The Indian government recently preponed the target to bring the average ethanol blending of petrol in the country to 20 percent by 2025. It plans to roll out the ethanol blended E20 petrol from April 2023. E20 fuel is 80 percent petrol mixed with 20 percent ethanol.
Around half of the petrol currently sold in in India contains 10 percent ethanol (E10). the rest being sold is unblended (E0). The first phase of the program targets country-wide E10 availability by April, 2022.
The policy push has several benefits. It is expected to reduce air pollution, being lesser polluting than petrol. The government foresees oil import savings to the tune of Rs. 30,000 crores annually.
It also promises to create a whole new industry. To give impetus to the program, the government will be channelling 6 million tons of sugar into production of ethanol every year by 2025.
Ethanol offers similar efficiency at a lower cost compared to petrol. However, to make a vehicle run on E20, there are certain updates and modifications that are needed to engines. E20 rollout will mirror the shift India took from leaded to unleaded petrol.
Let us understand what is Ethanol based fuel, and how the blended E20 petrol will be different than what most vehicles fill up from gas stations today.
What is Ethanol fuel?
Ethanol fuel is ethyl alcohol, the same type of alcohol found in alcoholic drinks.

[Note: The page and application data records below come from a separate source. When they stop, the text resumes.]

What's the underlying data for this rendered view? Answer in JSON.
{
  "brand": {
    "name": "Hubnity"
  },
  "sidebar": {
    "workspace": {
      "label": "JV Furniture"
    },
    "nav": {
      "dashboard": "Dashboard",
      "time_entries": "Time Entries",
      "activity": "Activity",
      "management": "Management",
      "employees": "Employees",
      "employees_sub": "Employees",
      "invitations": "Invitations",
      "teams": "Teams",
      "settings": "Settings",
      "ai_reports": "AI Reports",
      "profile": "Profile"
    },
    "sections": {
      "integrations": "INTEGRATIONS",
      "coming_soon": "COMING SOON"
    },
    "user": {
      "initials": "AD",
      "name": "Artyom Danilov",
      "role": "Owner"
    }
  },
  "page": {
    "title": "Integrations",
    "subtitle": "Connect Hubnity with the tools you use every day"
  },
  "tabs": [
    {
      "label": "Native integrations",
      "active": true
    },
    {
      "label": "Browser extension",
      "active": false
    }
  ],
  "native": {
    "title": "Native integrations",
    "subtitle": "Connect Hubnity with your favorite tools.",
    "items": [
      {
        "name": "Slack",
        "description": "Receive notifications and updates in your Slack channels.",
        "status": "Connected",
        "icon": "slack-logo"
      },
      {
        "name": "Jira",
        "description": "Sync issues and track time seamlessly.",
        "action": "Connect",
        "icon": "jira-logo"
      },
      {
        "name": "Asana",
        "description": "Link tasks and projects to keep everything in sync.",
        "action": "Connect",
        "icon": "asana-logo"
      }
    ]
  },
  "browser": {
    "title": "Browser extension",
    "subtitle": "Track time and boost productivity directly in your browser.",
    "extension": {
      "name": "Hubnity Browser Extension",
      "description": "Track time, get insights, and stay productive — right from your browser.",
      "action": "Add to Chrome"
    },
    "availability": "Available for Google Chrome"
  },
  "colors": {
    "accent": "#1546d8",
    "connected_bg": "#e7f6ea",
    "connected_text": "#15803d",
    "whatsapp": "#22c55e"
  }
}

It is most commonly utilized as a motor fuel, primarily as a biofuel addition in gasoline. Biomass is commonly utilized for making ethanol, such as corn or sugarcane. India’s abundance of sugarcane production is pivotal to the push towards ethanol based fuel.
How different Ethanol fuel is from petrol?
Petrol has more energy than ethanol; a tank full of ethanol contains approximately 30 percent less energy than the same quantity of petrol.
As per a Niti Aayog paper published in June 2021, using E20 fuel in 4 wheelers designed for E0 petrol and then calibrated for E10 will result in an estimated loss in fuel efficiency of 6-7 percent. For E0 two wheelers upgraded to E10, using E20 will result in a 3-4 percent decrease in efficiency.
For newer 4-wheel vehicles that are designed for E10 petrol and upgraded for E20, there will be a negligible loss of 1-2 percent in efficiency.
New flex engines
As the next step of the program, India has chosen to allow ethanol-based ‘flex engines,’ which use local farm produce instead of fossil fuels to power vehicles. Flex engines are those that can run at any ratio of ethanol blending from E20 to E100.
These types of engines and cars are not new. The Fiat 147, launched in 1978 in Brazil, was the first production car to run solely on ethanol.